William Walker Atkinson was a freemason and a theosophist.  He was a central and influential figure in the great expansion of New Thought that occurred the last half of the Nineteenth Century and the early part of the Twentieth. He wrote almost a hundred books, though many of them were not in his own name. He wrote under such noms de plume as “The Three Initiates,” “Swami Panchadasi,” “Theron Q. Dumont,” “Theodore Sheldon,” and “Magus Incognitus.”

It is recorded that after Atkinson became interested in Hinduism (which appears to be linked strongly with the New Thought movement) he became acquainted with one Baba Bharata, a pupil of Yogi Ramacharaka. Bharata and Atkinson together wrote a series of books, but Atkinson alone wrote several books using the pseudonym “Yogi Ramacharaka.” All of these were published by the Yogi Publication Society in Chicago and were apparently more popular with the public than his New Thought books. Not only did Atkinson accomplish a prodigious amount of writing in the world of New Thought, he was also an attorney at law who practiced before the bars of Pennsylvania and Illinois.
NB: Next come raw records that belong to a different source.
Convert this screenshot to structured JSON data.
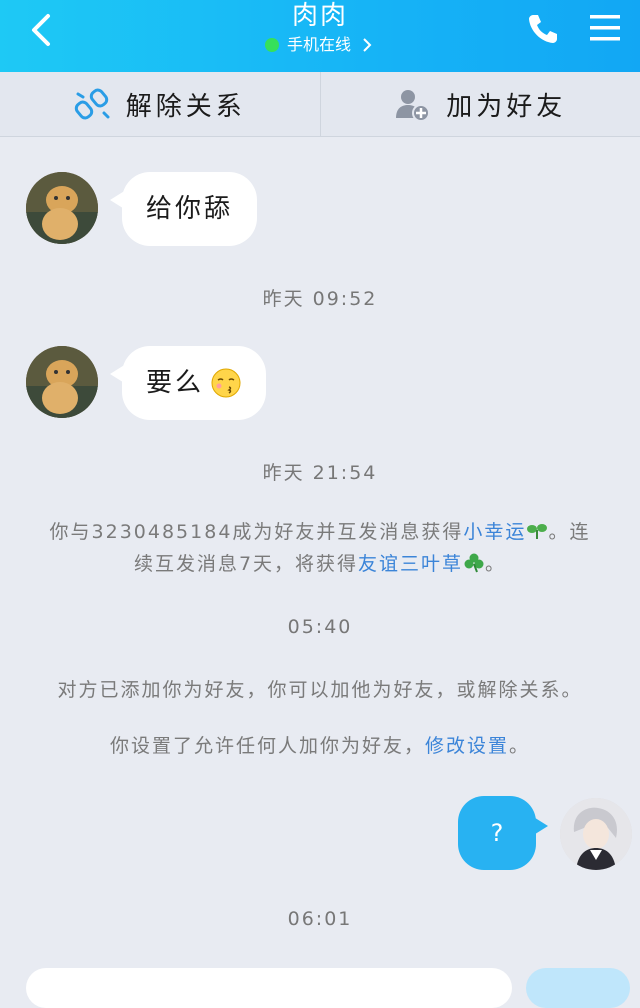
{
  "header": {
    "title": "肉肉",
    "status": "手机在线",
    "colors": {
      "bg": "#16b3f6",
      "online": "#36e05a"
    }
  },
  "actions": [
    {
      "label": "解除关系",
      "icon": "unlink-icon"
    },
    {
      "label": "加为好友",
      "icon": "add-friend-icon"
    }
  ],
  "messages": [
    {
      "text": "给你舔"
    },
    {
      "text": "要么"
    }
  ],
  "times": [
    "昨天 09:52",
    "昨天 21:54",
    "05:40",
    "06:01"
  ],
  "system": {
    "streak_pre": "你与3230485184成为好友并互发消息获得",
    "streak_link1": "小幸运",
    "streak_mid": "。连续互发消息7天，将获得",
    "streak_link2": "友谊三叶草",
    "streak_end": "。",
    "added_notice": "对方已添加你为好友，你可以加他为好友，或解除关系。",
    "settings_pre": "你设置了允许任何人加你为好友，",
    "settings_link": "修改设置",
    "settings_end": "。"
  },
  "my_message": "?"
}
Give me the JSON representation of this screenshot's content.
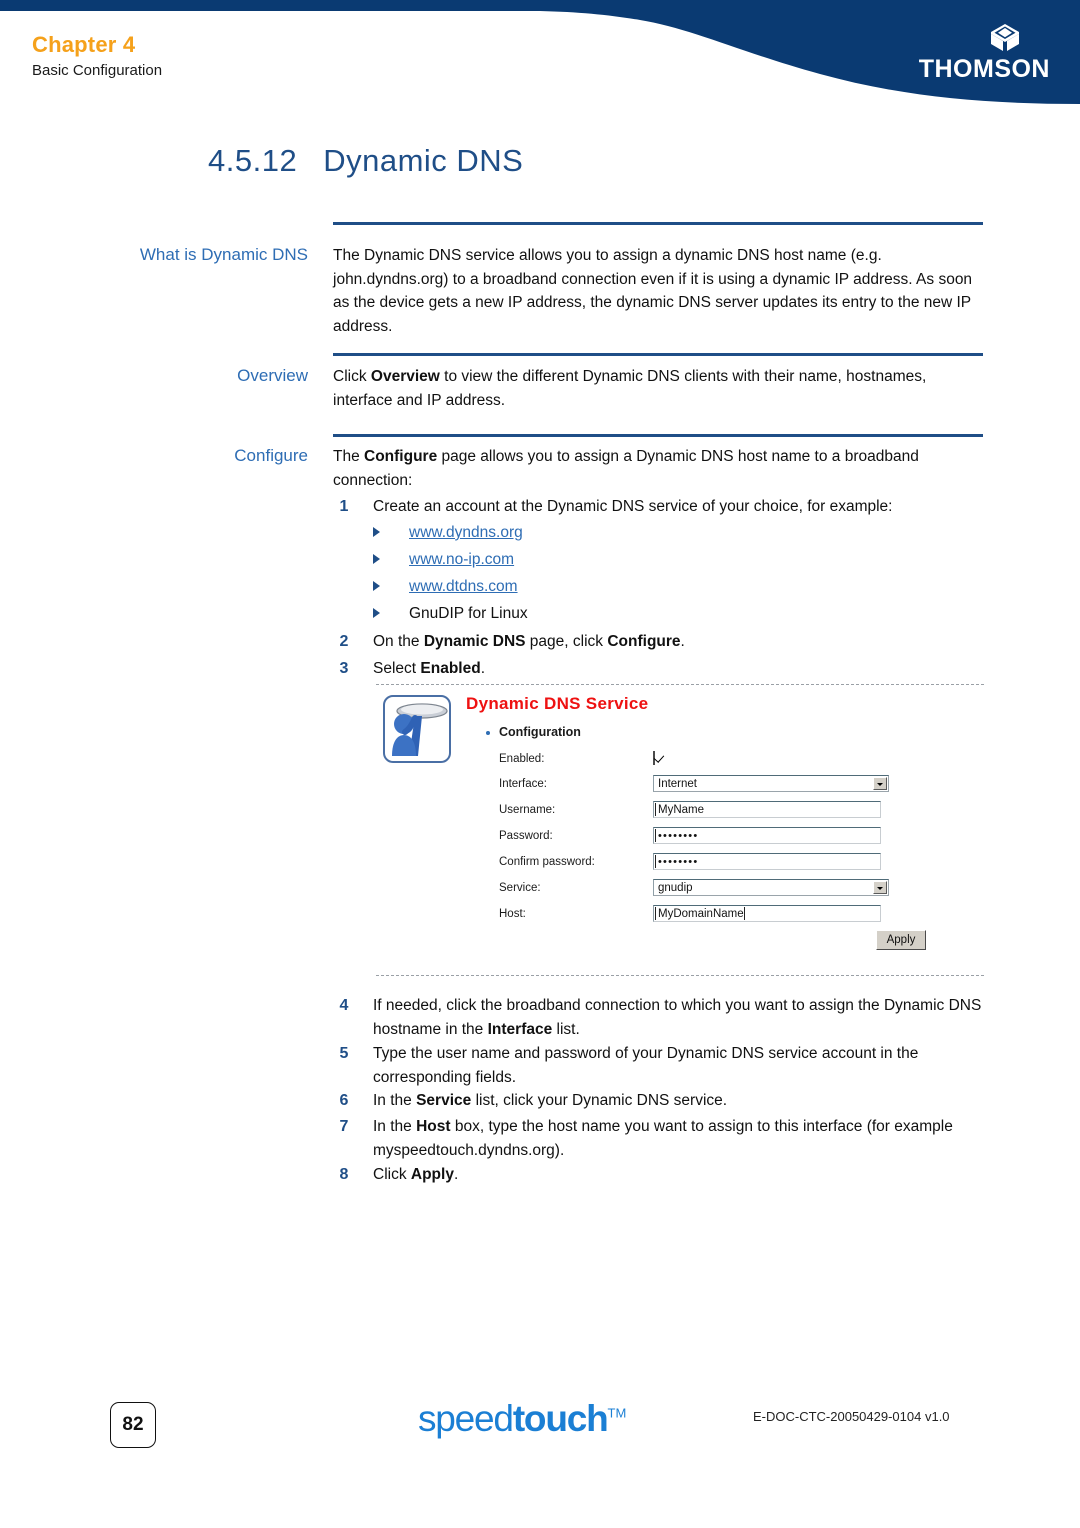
{
  "header": {
    "chapter": "Chapter 4",
    "subtitle": "Basic Configuration",
    "brand": "THOMSON",
    "brand_color": "#0A3A72",
    "accent_color": "#F5A11B"
  },
  "page_title": {
    "number": "4.5.12",
    "text": "Dynamic DNS"
  },
  "sections": [
    {
      "label": "What is Dynamic DNS",
      "paragraph": "The Dynamic DNS service allows you to assign a dynamic DNS host name (e.g. john.dyndns.org) to a broadband connection even if it is using a dynamic IP address. As soon as the device gets a new IP address, the dynamic DNS server updates its entry to the new IP address."
    },
    {
      "label": "Overview",
      "paragraph_parts": {
        "a": "Click ",
        "b1": "Overview",
        "c": " to view the different Dynamic DNS clients with their name, hostnames, interface and IP address."
      }
    },
    {
      "label": "Configure",
      "paragraph_parts": {
        "a": "The ",
        "b1": "Configure",
        "c": " page allows you to assign a Dynamic DNS host name to a broadband connection:"
      }
    }
  ],
  "steps": {
    "s1": {
      "num": "1",
      "text": "Create an account at the Dynamic DNS service of your choice, for example:"
    },
    "bullets": [
      {
        "text": "www.dyndns.org",
        "link": true
      },
      {
        "text": "www.no-ip.com",
        "link": true
      },
      {
        "text": "www.dtdns.com",
        "link": true
      },
      {
        "text": "GnuDIP for Linux",
        "link": false
      }
    ],
    "s2": {
      "num": "2",
      "a": "On the ",
      "b1": "Dynamic DNS",
      "c": " page, click ",
      "b2": "Configure",
      "d": "."
    },
    "s3": {
      "num": "3",
      "a": "Select ",
      "b1": "Enabled",
      "c": "."
    },
    "s4": {
      "num": "4",
      "a": "If needed, click the broadband connection to which you want to assign the Dynamic DNS hostname in the ",
      "b1": "Interface",
      "c": " list."
    },
    "s5": {
      "num": "5",
      "a": "Type the user name and password of your Dynamic DNS service account in the corresponding fields.",
      "b1": "",
      "c": ""
    },
    "s6": {
      "num": "6",
      "a": "In the ",
      "b1": "Service",
      "c": " list, click your Dynamic DNS service."
    },
    "s7": {
      "num": "7",
      "a": "In the ",
      "b1": "Host",
      "c": " box, type the host name you want to assign to this interface (for example myspeedtouch.dyndns.org)."
    },
    "s8": {
      "num": "8",
      "a": "Click ",
      "b1": "Apply",
      "c": "."
    }
  },
  "screenshot": {
    "title": "Dynamic DNS Service",
    "title_color": "#EE1111",
    "section": "Configuration",
    "icon_name": "dns-service-icon",
    "fields": {
      "enabled": {
        "label": "Enabled:",
        "type": "checkbox",
        "checked": true
      },
      "interface": {
        "label": "Interface:",
        "type": "select",
        "value": "Internet"
      },
      "username": {
        "label": "Username:",
        "type": "text",
        "value": "MyName"
      },
      "password": {
        "label": "Password:",
        "type": "password",
        "value": "••••••••"
      },
      "confirm_password": {
        "label": "Confirm password:",
        "type": "password",
        "value": "••••••••"
      },
      "service": {
        "label": "Service:",
        "type": "select",
        "value": "gnudip"
      },
      "host": {
        "label": "Host:",
        "type": "text",
        "value": "MyDomainName"
      }
    },
    "apply_label": "Apply"
  },
  "footer": {
    "page_number": "82",
    "brand_light": "speed",
    "brand_bold": "touch",
    "brand_tm": "TM",
    "doc_code": "E-DOC-CTC-20050429-0104 v1.0"
  }
}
Born in Baltimore, Maryland, December 5, 1862, he began his working years as a grocer at age 15 but continued his education and started other businesses. His work ethic was so strong and he was so driven that his mental and physical health failed him and he experienced great financial loss.
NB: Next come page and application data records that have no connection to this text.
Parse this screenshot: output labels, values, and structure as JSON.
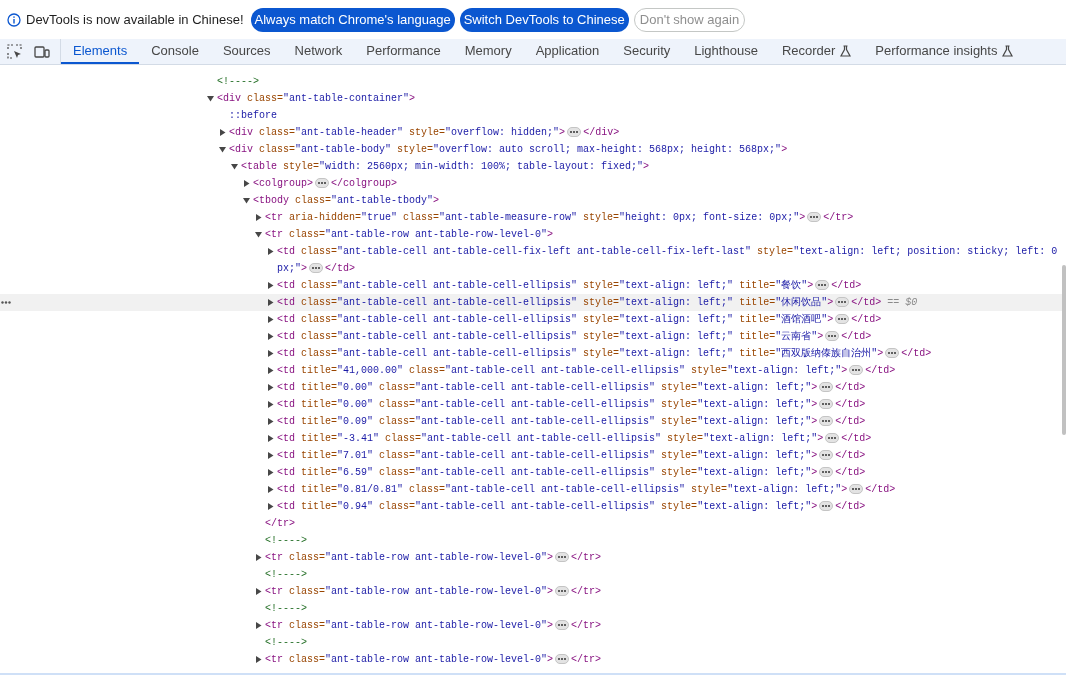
{
  "infobar": {
    "message": "DevTools is now available in Chinese!",
    "buttons": [
      {
        "label": "Always match Chrome's language",
        "kind": "primary"
      },
      {
        "label": "Switch DevTools to Chinese",
        "kind": "primary"
      },
      {
        "label": "Don't show again",
        "kind": "outline"
      }
    ]
  },
  "tabs": [
    {
      "label": "Elements",
      "selected": true
    },
    {
      "label": "Console",
      "selected": false
    },
    {
      "label": "Sources",
      "selected": false
    },
    {
      "label": "Network",
      "selected": false
    },
    {
      "label": "Performance",
      "selected": false
    },
    {
      "label": "Memory",
      "selected": false
    },
    {
      "label": "Application",
      "selected": false
    },
    {
      "label": "Security",
      "selected": false
    },
    {
      "label": "Lighthouse",
      "selected": false
    },
    {
      "label": "Recorder",
      "selected": false,
      "experimental": true
    },
    {
      "label": "Performance insights",
      "selected": false,
      "experimental": true
    }
  ],
  "tree": [
    {
      "kind": "comment",
      "text": "<!---->"
    },
    {
      "kind": "element",
      "open": "<div class=\"ant-table-container\">",
      "expanded": true,
      "selected": false,
      "children": [
        {
          "kind": "pseudo",
          "text": "::before"
        },
        {
          "kind": "element",
          "open": "<div class=\"ant-table-header\" style=\"overflow: hidden;\">",
          "close": "</div>",
          "expanded": false,
          "selected": false
        },
        {
          "kind": "element",
          "open": "<div class=\"ant-table-body\" style=\"overflow: auto scroll; max-height: 568px; height: 568px;\">",
          "expanded": true,
          "selected": false,
          "children": [
            {
              "kind": "element",
              "open": "<table style=\"width: 2560px; min-width: 100%; table-layout: fixed;\">",
              "expanded": true,
              "selected": false,
              "children": [
                {
                  "kind": "element",
                  "open": "<colgroup>",
                  "close": "</colgroup>",
                  "expanded": false,
                  "selected": false
                },
                {
                  "kind": "element",
                  "open": "<tbody class=\"ant-table-tbody\">",
                  "expanded": true,
                  "selected": false,
                  "children": [
                    {
                      "kind": "element",
                      "open": "<tr aria-hidden=\"true\" class=\"ant-table-measure-row\" style=\"height: 0px; font-size: 0px;\">",
                      "close": "</tr>",
                      "expanded": false,
                      "selected": false
                    },
                    {
                      "kind": "element",
                      "open": "<tr class=\"ant-table-row ant-table-row-level-0\">",
                      "expanded": true,
                      "selected": false,
                      "children": [
                        {
                          "kind": "element",
                          "open": "<td class=\"ant-table-cell ant-table-cell-fix-left ant-table-cell-fix-left-last\" style=\"text-align: left; position: sticky; left: 0px;\">",
                          "close": "</td>",
                          "expanded": false,
                          "selected": false
                        },
                        {
                          "kind": "element",
                          "open": "<td class=\"ant-table-cell ant-table-cell-ellipsis\" style=\"text-align: left;\" title=\"餐饮\">",
                          "close": "</td>",
                          "expanded": false,
                          "selected": false
                        },
                        {
                          "kind": "element",
                          "open": "<td class=\"ant-table-cell ant-table-cell-ellipsis\" style=\"text-align: left;\" title=\"休闲饮品\">",
                          "close": "</td>",
                          "expanded": false,
                          "selected": true,
                          "marker": "== $0"
                        },
                        {
                          "kind": "element",
                          "open": "<td class=\"ant-table-cell ant-table-cell-ellipsis\" style=\"text-align: left;\" title=\"酒馆酒吧\">",
                          "close": "</td>",
                          "expanded": false,
                          "selected": false
                        },
                        {
                          "kind": "element",
                          "open": "<td class=\"ant-table-cell ant-table-cell-ellipsis\" style=\"text-align: left;\" title=\"云南省\">",
                          "close": "</td>",
                          "expanded": false,
                          "selected": false
                        },
                        {
                          "kind": "element",
                          "open": "<td class=\"ant-table-cell ant-table-cell-ellipsis\" style=\"text-align: left;\" title=\"西双版纳傣族自治州\">",
                          "close": "</td>",
                          "expanded": false,
                          "selected": false
                        },
                        {
                          "kind": "element",
                          "open": "<td title=\"41,000.00\" class=\"ant-table-cell ant-table-cell-ellipsis\" style=\"text-align: left;\">",
                          "close": "</td>",
                          "expanded": false,
                          "selected": false
                        },
                        {
                          "kind": "element",
                          "open": "<td title=\"0.00\" class=\"ant-table-cell ant-table-cell-ellipsis\" style=\"text-align: left;\">",
                          "close": "</td>",
                          "expanded": false,
                          "selected": false
                        },
                        {
                          "kind": "element",
                          "open": "<td title=\"0.00\" class=\"ant-table-cell ant-table-cell-ellipsis\" style=\"text-align: left;\">",
                          "close": "</td>",
                          "expanded": false,
                          "selected": false
                        },
                        {
                          "kind": "element",
                          "open": "<td title=\"0.09\" class=\"ant-table-cell ant-table-cell-ellipsis\" style=\"text-align: left;\">",
                          "close": "</td>",
                          "expanded": false,
                          "selected": false
                        },
                        {
                          "kind": "element",
                          "open": "<td title=\"-3.41\" class=\"ant-table-cell ant-table-cell-ellipsis\" style=\"text-align: left;\">",
                          "close": "</td>",
                          "expanded": false,
                          "selected": false
                        },
                        {
                          "kind": "element",
                          "open": "<td title=\"7.01\" class=\"ant-table-cell ant-table-cell-ellipsis\" style=\"text-align: left;\">",
                          "close": "</td>",
                          "expanded": false,
                          "selected": false
                        },
                        {
                          "kind": "element",
                          "open": "<td title=\"6.59\" class=\"ant-table-cell ant-table-cell-ellipsis\" style=\"text-align: left;\">",
                          "close": "</td>",
                          "expanded": false,
                          "selected": false
                        },
                        {
                          "kind": "element",
                          "open": "<td title=\"0.81/0.81\" class=\"ant-table-cell ant-table-cell-ellipsis\" style=\"text-align: left;\">",
                          "close": "</td>",
                          "expanded": false,
                          "selected": false
                        },
                        {
                          "kind": "element",
                          "open": "<td title=\"0.94\" class=\"ant-table-cell ant-table-cell-ellipsis\" style=\"text-align: left;\">",
                          "close": "</td>",
                          "expanded": false,
                          "selected": false
                        }
                      ]
                    },
                    {
                      "kind": "close",
                      "text": "</tr>"
                    },
                    {
                      "kind": "comment",
                      "text": "<!---->"
                    },
                    {
                      "kind": "element",
                      "open": "<tr class=\"ant-table-row ant-table-row-level-0\">",
                      "close": "</tr>",
                      "expanded": false,
                      "selected": false
                    },
                    {
                      "kind": "comment",
                      "text": "<!---->"
                    },
                    {
                      "kind": "element",
                      "open": "<tr class=\"ant-table-row ant-table-row-level-0\">",
                      "close": "</tr>",
                      "expanded": false,
                      "selected": false
                    },
                    {
                      "kind": "comment",
                      "text": "<!---->"
                    },
                    {
                      "kind": "element",
                      "open": "<tr class=\"ant-table-row ant-table-row-level-0\">",
                      "close": "</tr>",
                      "expanded": false,
                      "selected": false
                    },
                    {
                      "kind": "comment",
                      "text": "<!---->"
                    },
                    {
                      "kind": "element",
                      "open": "<tr class=\"ant-table-row ant-table-row-level-0\">",
                      "close": "</tr>",
                      "expanded": false,
                      "selected": false
                    }
                  ]
                }
              ]
            }
          ]
        }
      ]
    }
  ]
}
He was introduced to Mental Science (New Thought) and by practicing its tenets he was completely healed, thereby regaining robust health and financial success. Some time after his healing, he began to write articles on the truths he had discovered. In 1889 his article entitled “A Mental Science Catechism” appeared in Charles Fillmore’s periodical, Modern Thought. Fillmore was the founder of the Unity movement.
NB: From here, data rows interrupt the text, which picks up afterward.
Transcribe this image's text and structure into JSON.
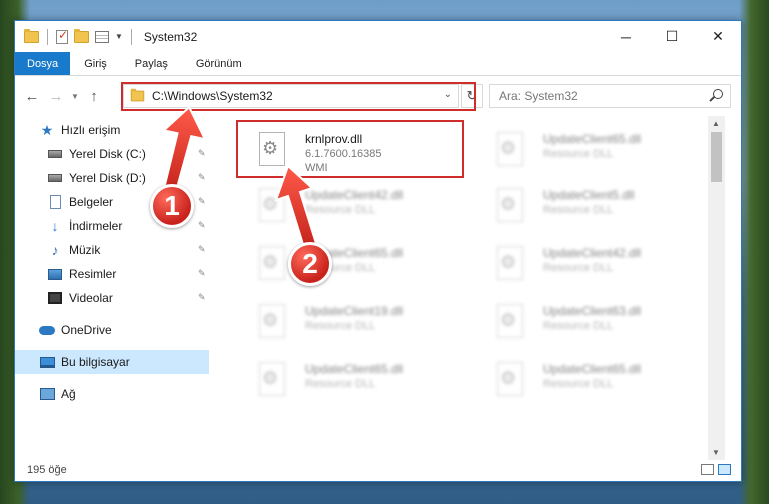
{
  "window": {
    "title": "System32",
    "controls": {
      "minimize": "─",
      "maximize": "☐",
      "close": "✕"
    }
  },
  "ribbon": {
    "tabs": [
      "Dosya",
      "Giriş",
      "Paylaş",
      "Görünüm"
    ]
  },
  "address": {
    "path": "C:\\Windows\\System32",
    "search_placeholder": "Ara: System32"
  },
  "nav": {
    "quick_access": "Hızlı erişim",
    "pinned": [
      {
        "label": "Yerel Disk (C:)",
        "icon": "disk-icon"
      },
      {
        "label": "Yerel Disk (D:)",
        "icon": "disk-icon"
      },
      {
        "label": "Belgeler",
        "icon": "documents-icon"
      },
      {
        "label": "İndirmeler",
        "icon": "downloads-icon"
      },
      {
        "label": "Müzik",
        "icon": "music-icon"
      },
      {
        "label": "Resimler",
        "icon": "pictures-icon"
      },
      {
        "label": "Videolar",
        "icon": "videos-icon"
      }
    ],
    "onedrive": "OneDrive",
    "this_pc": "Bu bilgisayar",
    "network": "Ağ"
  },
  "files": {
    "focus": {
      "name": "krnlprov.dll",
      "version": "6.1.7600.16385",
      "desc": "WMI"
    },
    "left_column": [
      {
        "name": "UpdateClient42.dll",
        "desc": "Resource DLL"
      },
      {
        "name": "UpdateClient65.dll",
        "desc": "Resource DLL"
      },
      {
        "name": "UpdateClient19.dll",
        "desc": "Resource DLL"
      },
      {
        "name": "UpdateClient65.dll",
        "desc": "Resource DLL"
      }
    ],
    "right_column": [
      {
        "name": "UpdateClient65.dll",
        "desc": "Resource DLL"
      },
      {
        "name": "UpdateClient5.dll",
        "desc": "Resource DLL"
      },
      {
        "name": "UpdateClient42.dll",
        "desc": "Resource DLL"
      },
      {
        "name": "UpdateClient63.dll",
        "desc": "Resource DLL"
      },
      {
        "name": "UpdateClient65.dll",
        "desc": "Resource DLL"
      }
    ]
  },
  "status": {
    "count": "195 öğe"
  },
  "annotations": {
    "step1": "1",
    "step2": "2",
    "highlight_color": "#d02c2c"
  }
}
William Walker Atkinson married Margaret Foster Black of Beverley, New Jersey, in October of 1889 and they had two children. He was admitted to the Bar of Pennsylvania and began the practice of law in 1894 when he was 32 years of age.

By the early 1890’s Chicago had become a major center for New Thought through the efforts of Emma Curtis Hopkins. Atkinson made the decision to join the New Thought movement at its center, and he moved his family to Illinois. Even though he was admitted to practice law before the Bar of Illinois, nevertheless, the greater portion of his time and effort from that time on was dedicated to furtherance of the New Thought movement.

In Chicago he was instrumental in the publishing of such new thought magazines as "Suggestion," " New Thought"  and "Advanced Thought." He devoted a great amount of time to the diffusion of yoga in the West and some of his works on yoga may be found today.

In 1906 he published a book entitled "Thought Vibration or the Law of Attraction in the Thought World," which most likely had a great influence on Wallace Wattles in the writing of his book entitled “The Science of Getting Rich” which was published in 1910. Wattles book is thought to have greatly influenced the thinking of the producer of the recent phenomenon entitled “The Secret.”

Beginning in 1916 Atkinson started writing articles for Elizabeth Towne's magazine "The Nautilis," and from 1916 to 1919 he edited the journal "Advanced Thought."

This writer was unable to find any information on how or why William Walker Atkinson went to California, what his life was there, and where on November 22, 1932, he passed from this plane of existence. It is hoped that someone will be able to find this and let the world know about this unwritten chapter of one of the great minds in New Thought .